Functional Foods

Designer Foods, Pharmafoods, Nutraceuticals

  • Editors
  • Israel Goldberg

Table of contents

  1. Front Matter
    Pages i-xx
  2. Introduction

    1. Front Matter
      Pages 1-1
    2. Israel Goldberg
      Pages 3-16
  3. Health Attributes of Functional Foods

    1. Front Matter
      Pages 17-17
    2. Garry G. Duthie, Katrina M. Brown
      Pages 19-38
    3. John A. Milner
      Pages 39-70
    4. Mark L. Wahlqvist
      Pages 71-86
    5. Jeffrey B. Blumberg
      Pages 87-108
    6. Huber R. Warner, Sooja K. Kim
      Pages 109-125
    7. Herbert L. Meiselman, Harris R. Lieberman
      Pages 126-150
    8. Mary K. Schmidl, Theodore P. Labuza
      Pages 151-179
  4. Health Functionality of Food Components

    1. Front Matter
      Pages 181-181
    2. Aliza Stark, Zecharia Madar
      Pages 183-201
    3. Kauko K. Mäkinen
      Pages 219-241
    4. Wayne E. Marshall
      Pages 242-260
    5. Harish Padh
      Pages 261-293
    6. Mary Ellen Sanders
      Pages 294-322
    7. John J. B. Anderson, Jonathan C. Allen
      Pages 323-354
    8. Artemis P. Simopoulos
      Pages 355-392
    9. Robert I-San Lin
      Pages 393-449
  5. Market and Competition

  6. Consumer’s Viewpoint

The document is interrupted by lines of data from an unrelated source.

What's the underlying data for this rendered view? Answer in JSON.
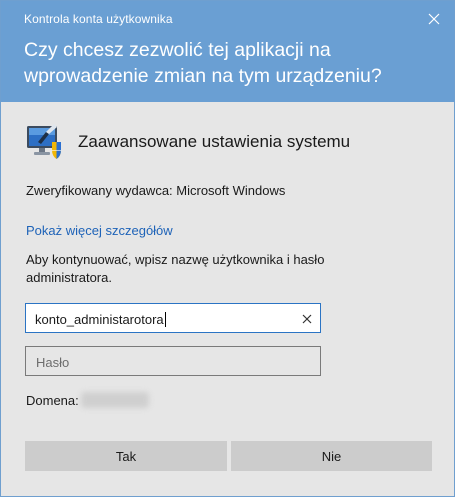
{
  "window": {
    "title": "Kontrola konta użytkownika"
  },
  "header": {
    "question": "Czy chcesz zezwolić tej aplikacji na wprowadzenie zmian na tym urządzeniu?"
  },
  "app": {
    "name": "Zaawansowane ustawienia systemu",
    "icon": "system-settings-monitor-icon"
  },
  "publisher": {
    "text": "Zweryfikowany wydawca: Microsoft Windows"
  },
  "details_link": "Pokaż więcej szczegółów",
  "instructions": "Aby kontynuować, wpisz nazwę użytkownika i hasło administratora.",
  "form": {
    "username_value": "konto_administarotora",
    "password_placeholder": "Hasło",
    "domain_label": "Domena:"
  },
  "buttons": {
    "yes": "Tak",
    "no": "Nie"
  },
  "colors": {
    "header_bg": "#6a9fd3",
    "body_bg": "#e6e6e6",
    "link": "#1e63b8",
    "input_focus_border": "#2b74c4",
    "button_bg": "#cccccc"
  }
}
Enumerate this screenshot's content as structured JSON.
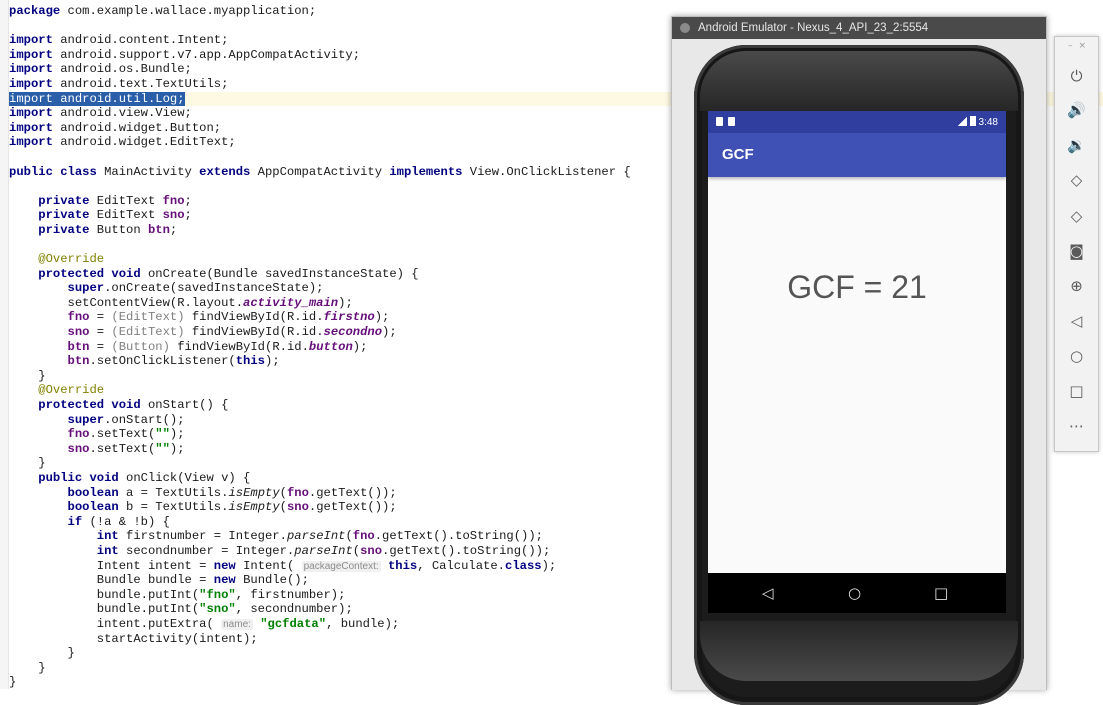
{
  "editor": {
    "lines": [
      [
        {
          "t": "package ",
          "c": "kw"
        },
        {
          "t": "com.example.wallace.myapplication;"
        }
      ],
      [],
      [
        {
          "t": "import ",
          "c": "kw"
        },
        {
          "t": "android.content.Intent;"
        }
      ],
      [
        {
          "t": "import ",
          "c": "kw"
        },
        {
          "t": "android.support.v7.app.AppCompatActivity;"
        }
      ],
      [
        {
          "t": "import ",
          "c": "kw"
        },
        {
          "t": "android.os.Bundle;"
        }
      ],
      [
        {
          "t": "import ",
          "c": "kw"
        },
        {
          "t": "android.text.TextUtils;"
        }
      ],
      [
        {
          "t": "import android.util.Log;",
          "c": "sel"
        }
      ],
      [
        {
          "t": "import ",
          "c": "kw"
        },
        {
          "t": "android.view.View;"
        }
      ],
      [
        {
          "t": "import ",
          "c": "kw"
        },
        {
          "t": "android.widget.Button;"
        }
      ],
      [
        {
          "t": "import ",
          "c": "kw"
        },
        {
          "t": "android.widget.EditText;"
        }
      ],
      [],
      [
        {
          "t": "public class ",
          "c": "kw"
        },
        {
          "t": "MainActivity "
        },
        {
          "t": "extends ",
          "c": "kw"
        },
        {
          "t": "AppCompatActivity "
        },
        {
          "t": "implements ",
          "c": "kw"
        },
        {
          "t": "View.OnClickListener {"
        }
      ],
      [],
      [
        {
          "t": "    private ",
          "c": "kw"
        },
        {
          "t": "EditText "
        },
        {
          "t": "fno",
          "c": "fld"
        },
        {
          "t": ";"
        }
      ],
      [
        {
          "t": "    private ",
          "c": "kw"
        },
        {
          "t": "EditText "
        },
        {
          "t": "sno",
          "c": "fld"
        },
        {
          "t": ";"
        }
      ],
      [
        {
          "t": "    private ",
          "c": "kw"
        },
        {
          "t": "Button "
        },
        {
          "t": "btn",
          "c": "fld"
        },
        {
          "t": ";"
        }
      ],
      [],
      [
        {
          "t": "    @Override",
          "c": "ann"
        }
      ],
      [
        {
          "t": "    protected void ",
          "c": "kw"
        },
        {
          "t": "onCreate(Bundle savedInstanceState) {"
        }
      ],
      [
        {
          "t": "        super",
          "c": "kw"
        },
        {
          "t": ".onCreate(savedInstanceState);"
        }
      ],
      [
        {
          "t": "        setContentView(R.layout."
        },
        {
          "t": "activity_main",
          "c": "itfld"
        },
        {
          "t": ");"
        }
      ],
      [
        {
          "t": "        fno",
          "c": "fld"
        },
        {
          "t": " = "
        },
        {
          "t": "(EditText)",
          "c": "cast"
        },
        {
          "t": " findViewById(R.id."
        },
        {
          "t": "firstno",
          "c": "itfld"
        },
        {
          "t": ");"
        }
      ],
      [
        {
          "t": "        sno",
          "c": "fld"
        },
        {
          "t": " = "
        },
        {
          "t": "(EditText)",
          "c": "cast"
        },
        {
          "t": " findViewById(R.id."
        },
        {
          "t": "secondno",
          "c": "itfld"
        },
        {
          "t": ");"
        }
      ],
      [
        {
          "t": "        btn",
          "c": "fld"
        },
        {
          "t": " = "
        },
        {
          "t": "(Button)",
          "c": "cast"
        },
        {
          "t": " findViewById(R.id."
        },
        {
          "t": "button",
          "c": "itfld"
        },
        {
          "t": ");"
        }
      ],
      [
        {
          "t": "        btn",
          "c": "fld"
        },
        {
          "t": ".setOnClickListener("
        },
        {
          "t": "this",
          "c": "kw"
        },
        {
          "t": ");"
        }
      ],
      [
        {
          "t": "    }"
        }
      ],
      [
        {
          "t": "    @Override",
          "c": "ann"
        }
      ],
      [
        {
          "t": "    protected void ",
          "c": "kw"
        },
        {
          "t": "onStart() {"
        }
      ],
      [
        {
          "t": "        super",
          "c": "kw"
        },
        {
          "t": ".onStart();"
        }
      ],
      [
        {
          "t": "        fno",
          "c": "fld"
        },
        {
          "t": ".setText("
        },
        {
          "t": "\"\"",
          "c": "str"
        },
        {
          "t": ");"
        }
      ],
      [
        {
          "t": "        sno",
          "c": "fld"
        },
        {
          "t": ".setText("
        },
        {
          "t": "\"\"",
          "c": "str"
        },
        {
          "t": ");"
        }
      ],
      [
        {
          "t": "    }"
        }
      ],
      [
        {
          "t": "    public void ",
          "c": "kw"
        },
        {
          "t": "onClick(View v) {"
        }
      ],
      [
        {
          "t": "        boolean ",
          "c": "kw"
        },
        {
          "t": "a = TextUtils."
        },
        {
          "t": "isEmpty",
          "c": "ital"
        },
        {
          "t": "("
        },
        {
          "t": "fno",
          "c": "fld"
        },
        {
          "t": ".getText());"
        }
      ],
      [
        {
          "t": "        boolean ",
          "c": "kw"
        },
        {
          "t": "b = TextUtils."
        },
        {
          "t": "isEmpty",
          "c": "ital"
        },
        {
          "t": "("
        },
        {
          "t": "sno",
          "c": "fld"
        },
        {
          "t": ".getText());"
        }
      ],
      [
        {
          "t": "        if ",
          "c": "kw"
        },
        {
          "t": "(!a & !b) {"
        }
      ],
      [
        {
          "t": "            int ",
          "c": "kw"
        },
        {
          "t": "firstnumber = Integer."
        },
        {
          "t": "parseInt",
          "c": "ital"
        },
        {
          "t": "("
        },
        {
          "t": "fno",
          "c": "fld"
        },
        {
          "t": ".getText().toString());"
        }
      ],
      [
        {
          "t": "            int ",
          "c": "kw"
        },
        {
          "t": "secondnumber = Integer."
        },
        {
          "t": "parseInt",
          "c": "ital"
        },
        {
          "t": "("
        },
        {
          "t": "sno",
          "c": "fld"
        },
        {
          "t": ".getText().toString());"
        }
      ],
      [
        {
          "t": "            Intent intent = "
        },
        {
          "t": "new ",
          "c": "kw"
        },
        {
          "t": "Intent( "
        },
        {
          "t": "packageContext:",
          "c": "hint"
        },
        {
          "t": " "
        },
        {
          "t": "this",
          "c": "kw"
        },
        {
          "t": ", Calculate."
        },
        {
          "t": "class",
          "c": "kw"
        },
        {
          "t": ");"
        }
      ],
      [
        {
          "t": "            Bundle bundle = "
        },
        {
          "t": "new ",
          "c": "kw"
        },
        {
          "t": "Bundle();"
        }
      ],
      [
        {
          "t": "            bundle.putInt("
        },
        {
          "t": "\"fno\"",
          "c": "str"
        },
        {
          "t": ", firstnumber);"
        }
      ],
      [
        {
          "t": "            bundle.putInt("
        },
        {
          "t": "\"sno\"",
          "c": "str"
        },
        {
          "t": ", secondnumber);"
        }
      ],
      [
        {
          "t": "            intent.putExtra( "
        },
        {
          "t": "name:",
          "c": "hint"
        },
        {
          "t": " "
        },
        {
          "t": "\"gcfdata\"",
          "c": "str"
        },
        {
          "t": ", bundle);"
        }
      ],
      [
        {
          "t": "            startActivity(intent);"
        }
      ],
      [
        {
          "t": "        }"
        }
      ],
      [
        {
          "t": "    }"
        }
      ],
      [
        {
          "t": "}"
        }
      ]
    ],
    "current_line": 6
  },
  "emulator": {
    "window_title": "Android Emulator - Nexus_4_API_23_2:5554",
    "status_time": "3:48",
    "app_title": "GCF",
    "result_text": "GCF = 21",
    "nav": {
      "back": "◁",
      "home": "○",
      "recents": "□"
    }
  },
  "toolbar": {
    "controls": [
      "–",
      "×"
    ],
    "buttons": [
      {
        "name": "power-icon",
        "glyph": "⏻"
      },
      {
        "name": "volume-up-icon",
        "glyph": "🔊"
      },
      {
        "name": "volume-down-icon",
        "glyph": "🔉"
      },
      {
        "name": "rotate-left-icon",
        "glyph": "◇"
      },
      {
        "name": "rotate-right-icon",
        "glyph": "◇"
      },
      {
        "name": "camera-icon",
        "glyph": "◙"
      },
      {
        "name": "zoom-icon",
        "glyph": "⊕"
      },
      {
        "name": "back-icon",
        "glyph": "◁"
      },
      {
        "name": "home-icon",
        "glyph": "○"
      },
      {
        "name": "overview-icon",
        "glyph": "□"
      },
      {
        "name": "more-icon",
        "glyph": "⋯"
      }
    ]
  }
}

    1. Front Matter
      Pages 521-521
    2. Kristen McNutt
      Pages 523-534
  7. Future Prospects

    1. Front Matter
      Pages 535-535
    2. Jeffrey S. Bland, Darrell G. Medcalf
      Pages 537-551
  8. Back Matter
    Pages 553-571

About this book


"Accuse not Nature! She has done her part; Do Thou but Thine!" Milton, Paradise Lost 1667 The concept that nature imparted to foods a health-giving and curative function is not new. Herbal teas and remedies have been used for centuries and continue in use in many parts of the world today. In modern society, we have turned to drugs to treat, miti­ gate, or prevent diseases. However, since the discovery of nutrients and our increasing analytical capabilities at the molecular level, we are beginning to become more knowledgeable of the biochemical structure-function relationship of the myriad of chemicals that occur naturally in foods and their effect on the human body. The holistic approach to medicine and diet that began in the 1970s has now seen a renewal as we realize that certain foods, because of the presence of specific biochemicals, can have a positive impact on an individual's health, physical well-being, and mental state. In fact, because of the negative image of drugs, and the grey area of s- xi Foreword xii plements, the use of foods that are "functional" is becoming a growth area for the food industry. In Japan this concept has led to one of the largest growing markets, where they have defined "functional foods" as regular foods derived only from naturally occurring in­ gredients. The Japanese further require that the functional foods be consumed as part of the diet and not in supplement form (i. e.


Functional Food food food industry functional foods health medicine

Bibliographic information